Now that winter has truly arrived–reminding me once again what 20 degrees with a wind chill feels like–I’ve started thinking about energy efficiency and what it would take to avoid massive heating bills for my apartment from now until April. My monetary concerns are in many ways aligned with the environmental concerns expressed in the guidelines for LEED certification.
The Leadership in Energy and Environmental Design certification, created by the U.S. Green Building Council, has for many years presented a significant challenge to commercial real estate developers. While energy efficiency and sustainable building practices are certainly appealing, developers and the investors they report to also have to consider building/renovation costs and the operating income their project will generate. Many have found that LEED credits don’t necessarily contribute to the almighty Bottom Line.
LEED certification also comes with significant building complications and mountains of paperwork.
Nonetheless, in recent years we’ve seen many buildings throughout the world constructed or renovated in such a way as to earn LEED certification:
- The nine-building FedEx world headquarters in Memphis, TN earned a “Gold” certification. This complex features resource- and energy-conserving HVAC and plumbing systems.
- Also in Tennessee, two of the larger Class A office buildings in Nashville–One and Two American Center–received LEED certification last summer.
- In San Diego, where heating is less of an issue than AC, two office buildings managed by the Irvine Company received the highest LEED certification, Platinum.
- The 58-story Comcast Center, built in Philadelphia under the supervision of Liberty Property Trust (LRY), is the tallest building in America to receive Platinum certification. Construction was mired in controversy, including a conflict with the Philadelphia Plumber’s Union over the lack of plumbing work due to the building’s water-efficient design. Eventually, a compromise was reached.
And these are just examples from the U.S. Considering the added cost and complexity of building/remodeling according to extremely complex guidelines, the practice has become quite common. Despite the daunting short-term cost, the long-term perks of investing in a LEED-certified property (valuation benefits, public image, decreased operating expenses–and of course, being “green”) seem to make it appealing for many developers.
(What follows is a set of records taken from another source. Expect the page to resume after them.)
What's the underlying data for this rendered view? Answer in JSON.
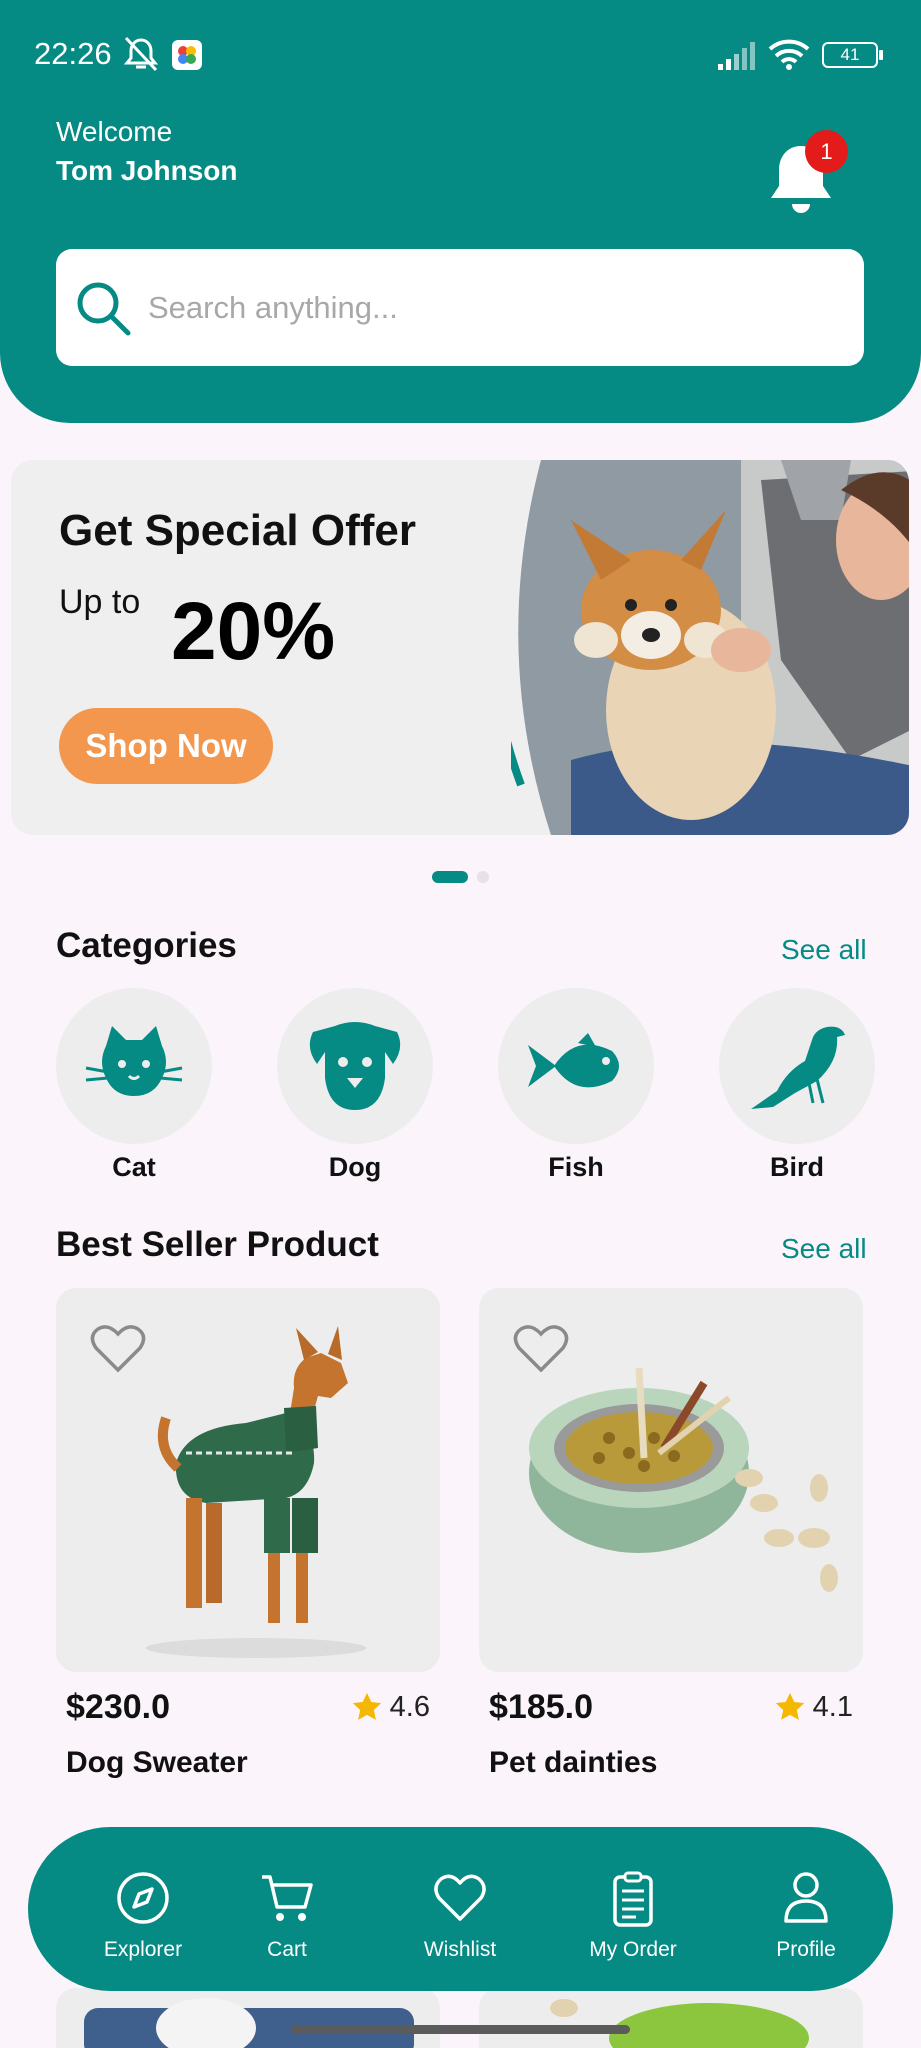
{
  "status_bar": {
    "time": "22:26",
    "battery": "41"
  },
  "header": {
    "welcome": "Welcome",
    "username": "Tom Johnson",
    "notification_count": "1"
  },
  "search": {
    "placeholder": "Search anything..."
  },
  "banner": {
    "title": "Get Special Offer",
    "upto": "Up to",
    "percent": "20%",
    "button": "Shop Now",
    "slide_count": 2,
    "active_slide": 1
  },
  "categories": {
    "title": "Categories",
    "see_all": "See all",
    "items": [
      {
        "label": "Cat",
        "icon": "cat-icon"
      },
      {
        "label": "Dog",
        "icon": "dog-icon"
      },
      {
        "label": "Fish",
        "icon": "fish-icon"
      },
      {
        "label": "Bird",
        "icon": "bird-icon"
      }
    ]
  },
  "best_seller": {
    "title": "Best Seller Product",
    "see_all": "See all",
    "products": [
      {
        "price": "$230.0",
        "rating": "4.6",
        "name": "Dog Sweater"
      },
      {
        "price": "$185.0",
        "rating": "4.1",
        "name": "Pet dainties"
      }
    ]
  },
  "nav": {
    "items": [
      {
        "label": "Explorer",
        "icon": "compass-icon"
      },
      {
        "label": "Cart",
        "icon": "cart-icon"
      },
      {
        "label": "Wishlist",
        "icon": "heart-icon"
      },
      {
        "label": "My Order",
        "icon": "clipboard-icon"
      },
      {
        "label": "Profile",
        "icon": "user-icon"
      }
    ]
  },
  "colors": {
    "primary": "#058a84",
    "accent": "#f3974e",
    "badge": "#e31b1b",
    "star": "#f5b800"
  }
}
While there are an incredible number of factors to take into account–everything from labor to average electric bills to the amount of sunlight coming through the windows–there are reports that LEED properties are proving, not just green, but economical.
I’m no expert, so I won’t take a position on either side of this debate. I will, however, point out one related trend: the cost of solar energy, according to some analysts, is going down. One day, perhaps, energy-efficient buildings will be the industry standard.